Stretching back many decades of my life is a constant inspiration, even more prevalent today, who has shared his genius onto us. Happiness of the soul fills me when Mr. Gordon Lightfoot sings.
The world welcomed Canada’s Greatest Singer/Songwriter on November 17, 1938 in Orillia, Ontario. Mr. Gordon Lightfoot spent years in the 1960’s crafting music for other performers in the United States and Canada, but never having much success as a solo musician. Everything changed in the late 1960’s when a re-release of “If You Could Read My Mind” suddenly reached meteoric heights of critical and commercial acclaim.
What followed was a string of hits that took the country by storm. Mr. Gordon Lightfoot’s folk style combined with poetic lyrics and real heartfelt emotion enthralled music lovers everywhere. Classics like Sundown and Rainy Day People are evocative of The Beatles Eleanor Rigby and the feelings of loneliness they describe. The wanderers among us can feel the lure of the journey through Carefree Highway. And possibly his second greatness masterpiece, The Wreck Of The Edmund Fitzgerald, propels the listener into one of Canada’s biggest tragedies. The song is a powerful tribute to the fallen.
This deserved success resulted in multiple artists covering Mr. Gordon Lightfoot’s wondrous music, and numerous accolades being bestowed upon him. From compilation albums to the Order of Canada, his homeland have shown their appreciation of his amazing talents. But during his career various pitfalls troubled the man. A first marriage broken up because of his infidelity and a second also recently ended, Mr. Gordon Lightfoot has had at intervals dealt with alcoholism as well. These topics he has covered numerous times, very openly, in many interviews.
My own dealings with his music started when I was a small child, spending part of my summers with my Grandparents. They lived nearby Orillia and my Grandma would regale me with tales of one of her favourite musicians. Her affection for this man and all he had overcome were obvious. As the years went by, my own love for his talents grew. Grandma had planted the seed. And I had nurtured it.

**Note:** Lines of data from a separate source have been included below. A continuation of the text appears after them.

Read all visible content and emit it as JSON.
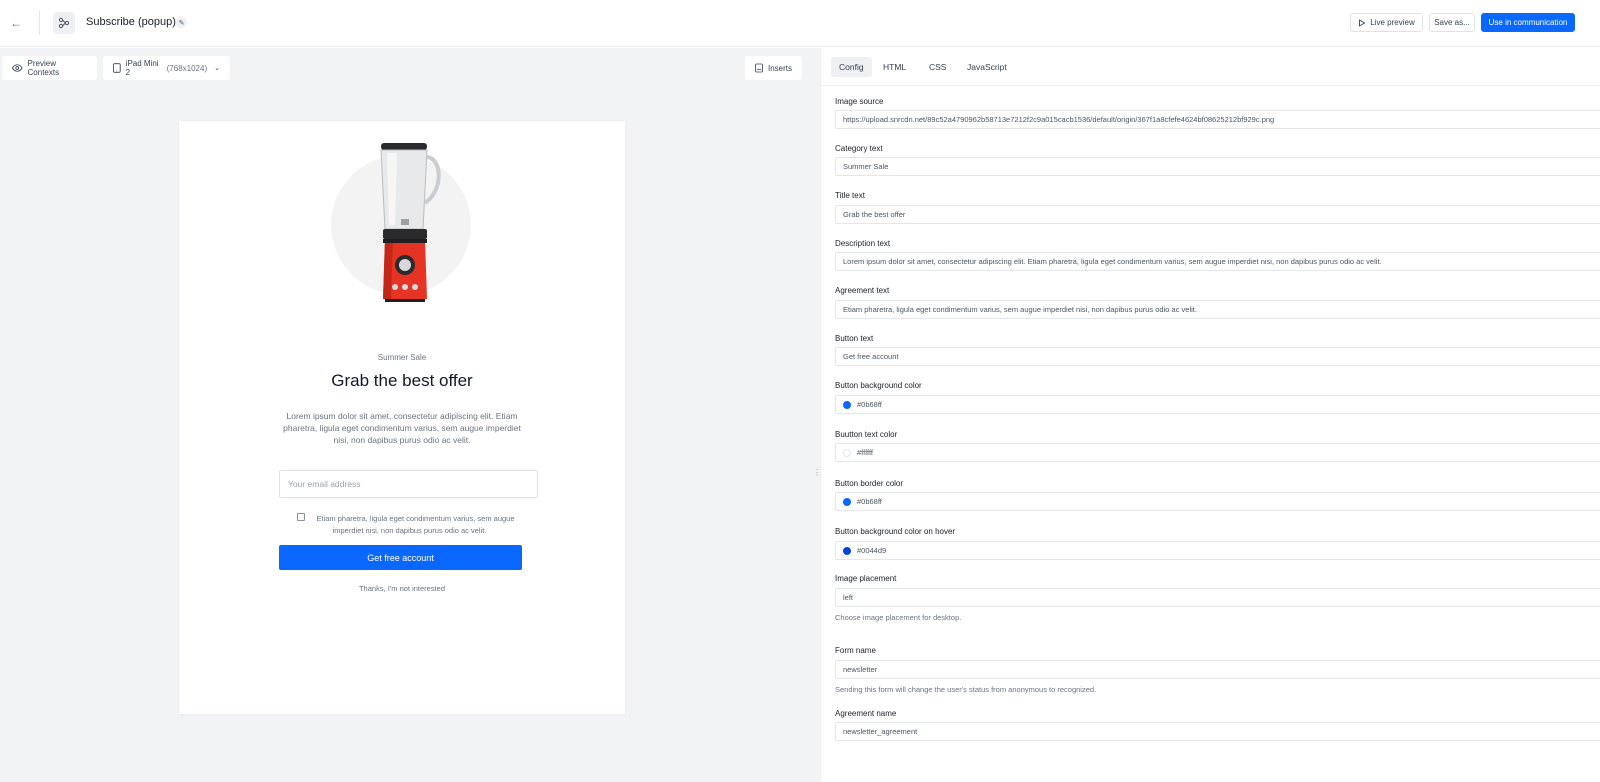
{
  "header": {
    "title": "Subscribe (popup)",
    "live_preview": "Live preview",
    "save_as": "Save as...",
    "use_in_communication": "Use in communication"
  },
  "preview_toolbar": {
    "contexts": "Preview Contexts",
    "device": "iPad Mini 2",
    "device_size": "(768x1024)",
    "inserts": "Inserts"
  },
  "popup": {
    "category": "Summer Sale",
    "title": "Grab the best offer",
    "description": "Lorem ipsum dolor sit amet, consectetur adipiscing elit. Etiam pharetra, ligula eget condimentum varius, sem augue imperdiet nisi, non dapibus purus odio ac velit.",
    "email_placeholder": "Your email address",
    "agreement": "Etiam pharetra, ligula eget condimentum varius, sem augue imperdiet nisi, non dapibus purus odio ac velit.",
    "button": "Get free account",
    "dismiss": "Thanks, I'm not interested"
  },
  "tabs": [
    "Config",
    "HTML",
    "CSS",
    "JavaScript"
  ],
  "config": {
    "image_source": {
      "label": "Image source",
      "value": "https://upload.snrcdn.net/89c52a4790962b58713e7212f2c9a015cacb1536/default/origin/367f1a8cfefe4624bf08625212bf929c.png"
    },
    "category_text": {
      "label": "Category text",
      "value": "Summer Sale"
    },
    "title_text": {
      "label": "Title text",
      "value": "Grab the best offer"
    },
    "description_text": {
      "label": "Description text",
      "value": "Lorem ipsum dolor sit amet, consectetur adipiscing elit. Etiam pharetra, ligula eget condimentum varius, sem augue imperdiet nisi, non dapibus purus odio ac velit."
    },
    "agreement_text": {
      "label": "Agreement text",
      "value": "Etiam pharetra, ligula eget condimentum varius, sem augue imperdiet nisi, non dapibus purus odio ac velit."
    },
    "button_text": {
      "label": "Button text",
      "value": "Get free account"
    },
    "button_bg_color": {
      "label": "Button background color",
      "value": "#0b68ff",
      "swatch": "#0b68ff"
    },
    "button_text_color": {
      "label": "Buutton text color",
      "value": "#ffffff",
      "swatch": "#ffffff"
    },
    "button_border_color": {
      "label": "Button border color",
      "value": "#0b68ff",
      "swatch": "#0b68ff"
    },
    "button_hover_color": {
      "label": "Button background color on hover",
      "value": "#0044d9",
      "swatch": "#0044d9"
    },
    "image_placement": {
      "label": "Image placement",
      "value": "left",
      "help": "Choose image placement for desktop."
    },
    "form_name": {
      "label": "Form name",
      "value": "newsletter",
      "help": "Sending this form will change the user's status from anonymous to recognized."
    },
    "agreement_name": {
      "label": "Agreement name",
      "value": "newsletter_agreement"
    }
  }
}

Flashforward to the year before our wedding, when we were picking out music for the ceremony. The power of Mr. Gordon Lightfoot was something I shamefully realized I had not shared with my love. Thereby one of the songs played during the photos was “If You Could Read My Mind”, and Grandma smiled from above. Some time later we purchased tickets to one of his concerts, but it was unfortunately delayed when he was stricken with a serious illness. But we finally, months and months later, sat in the audience and basked in the glory of the legend. Beautiful.
This past summer was when the global reach of Mr. Gordon Lightfoot’s magic was illuminated to me. On a wonderful Saturday evening in late August, a group of us geeks were departing FanExpo on our way to merriment. We were strolling up Simcoe Street, approaching Front Street, and several musicians were playing on different corners. And one gentleman, set up on the south-east corner had a steel drum in his possession. The magic that came from him floated down to greet us. My ears perked up, as did my newfound friend Murd from Comic Geek Speak. We exchanged looks, then smiles, and just I uttered “I know this song”, Murd responded in his customary mellow voice “Gordon Lightfoot.” All talk between us of Superman or Phineas and Ferb vanished, replaced with a mutual admiration. A golden spontaneous moment of pure fandom, something to savour in life. And this moment was the impetus of this tale. And the song was, by the way, “If You Could Read My Mind.”
Mr. Gordon Lightfoot. You have crafted music for my life. Tunes that I played to as a child. Followed by melodies that filled my wedding day. And harmonies that created perfect moments of clarity right on the streets of Toronto. Besides myself you have effected so many for so long with your gifts. And we all thank you for it.
P.S. All music is copyright to Gordon Lightfoot.